A. Nature, role and functions of agencies
B. Comparison of courts and regulatory boards and agencies
C. Enabling legislation


III. Procedural Fairness

A. Basic principles of administrative law 

  • Jurisdiction
  • Discretion
  • Procedural fairness
B. Procedural fairness and natural justice


IV. Administrative Law Legislation

A. Statutory Powers Procedure Act 
B. Judicial Review Procedure Act


V.  Right to be Heard and  Bias

A. Right to be heard
B. Bias


VI. Agencies Generally

VII. Decisions of Administrative Bodies

A. Decision-making process
B. Reasons for decisions
C. Releasing and communicating decisions


VIII. Enforcement of Orders

A. Authority to enforce
B. Enforcement mechanisms and remedies
C. Contempt proceedings


IX. Challenging Decisions

A. Reconsideration or review
B. Appeal
C. Judicial review
D. Privative clause
E. Statutory provisions and prerogative writs

Mode of Instruction
Students learn through interactive classroom lectures, discussion and group problem solving. 

It is the student's responsibility to save documents, articles and notes that the instructor has provided on Blackboard or in class.

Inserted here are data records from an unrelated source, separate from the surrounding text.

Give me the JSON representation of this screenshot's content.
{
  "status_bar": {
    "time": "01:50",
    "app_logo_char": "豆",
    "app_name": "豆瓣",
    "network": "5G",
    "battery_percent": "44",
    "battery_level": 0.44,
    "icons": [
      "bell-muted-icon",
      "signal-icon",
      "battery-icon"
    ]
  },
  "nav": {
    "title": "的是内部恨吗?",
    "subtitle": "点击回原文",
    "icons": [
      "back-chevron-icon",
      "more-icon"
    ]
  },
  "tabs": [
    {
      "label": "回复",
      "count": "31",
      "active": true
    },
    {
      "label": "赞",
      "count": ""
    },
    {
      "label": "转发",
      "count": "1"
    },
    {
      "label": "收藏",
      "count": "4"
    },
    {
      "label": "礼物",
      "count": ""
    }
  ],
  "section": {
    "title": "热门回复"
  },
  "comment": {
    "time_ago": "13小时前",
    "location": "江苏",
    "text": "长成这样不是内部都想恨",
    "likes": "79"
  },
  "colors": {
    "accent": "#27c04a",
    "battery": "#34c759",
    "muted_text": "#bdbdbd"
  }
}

Students will not be able to access Blackboard as of the last day of the student's class. 

Prescribed Texts
Swaigen, John. Administrative Law: Principles and Advocacy. Toronot: Emond Montgomery Publications. 3rd Edition. ISBN# 9781552396674





Reference Material

Human Rights Code (Ontario), R.S.O. 1990, as amended 
Statutory Powers Procedure Act, R.S.O. 1990, as amended 
Robert Macauley, Practice and Procedure Before Administrative Tribunals, Student Edition, Carswell  

Promotion Policy

Grading Policy
A+ 90%  to  100%
A 80%  to  89%
B+ 75%  to  79%
B 70%  to  74%
C+ 65%  to  69%
C 60%  to  64%
D+ 55%  to  59%
D 50%  to  54%
F 0%    to  49% (Not a Pass)
OR
EXC Excellent
SAT Satisfactory
UNSAT Unsatisfactory

For further information, see a copy of the Academic Policy, available online (http://www.senecacollege.ca/academic-policy) or at Seneca's Registrar's Offices.



Modes of Evaluation
Grading is based on the following marking scheme:

Term Test 50%
Final Exam 50%

Materials permitted into tests and exams are at the discretion of the instructor.


Students must attain a grade of at least 50% to pass the course.

Please Note
  • Exams are evaluated on subject knowledge as well as correct language usage, organization, and mastery of the subject. 

Absenteeism and Tests
  • Students should be aware that absenteeism will impact on their ability to achieve satisfactory grades.
  • If you miss a test, you must provide the reason in writing to the instructor prior to the next scheduled class. If your reason is accepted, you will be permitted to write a make-up test. Otherwise, you will be given a zero for the test. You must submit an original doctor’s certificate identifying the date, length of time of expected absence and the specific reason for your absence, or other appropriate documentation.
Academic Honesty

Students at Seneca College are expected to be honest and forthright in their academic endeavours. When students cheat on an examination, steal the words or ideas of another, or falsify their research results, it corrupts the learning process. A Seneca College degree, diploma or certificate signifies to society mastery of a set of defined learning outcomes in a designated field of study. If academic credit is obtained dishonestly, the value of every graduate's diploma in the field of study is diminished, as is the reputation of the college as a whole.   

Penalties for Academic Dishonesty

The penalty for a first offence is a grade of '0' on the assignment or examination. The penalty for the second offence is expulsion for a time period determined by the Academic Honesty Committee, normally for a minimum of three terms. For further information refer to the policies section of the Seneca College student handbook, or to the following website: http://library.senecacollege.ca/Academic_Honesty/



Approved by: Sandra Noble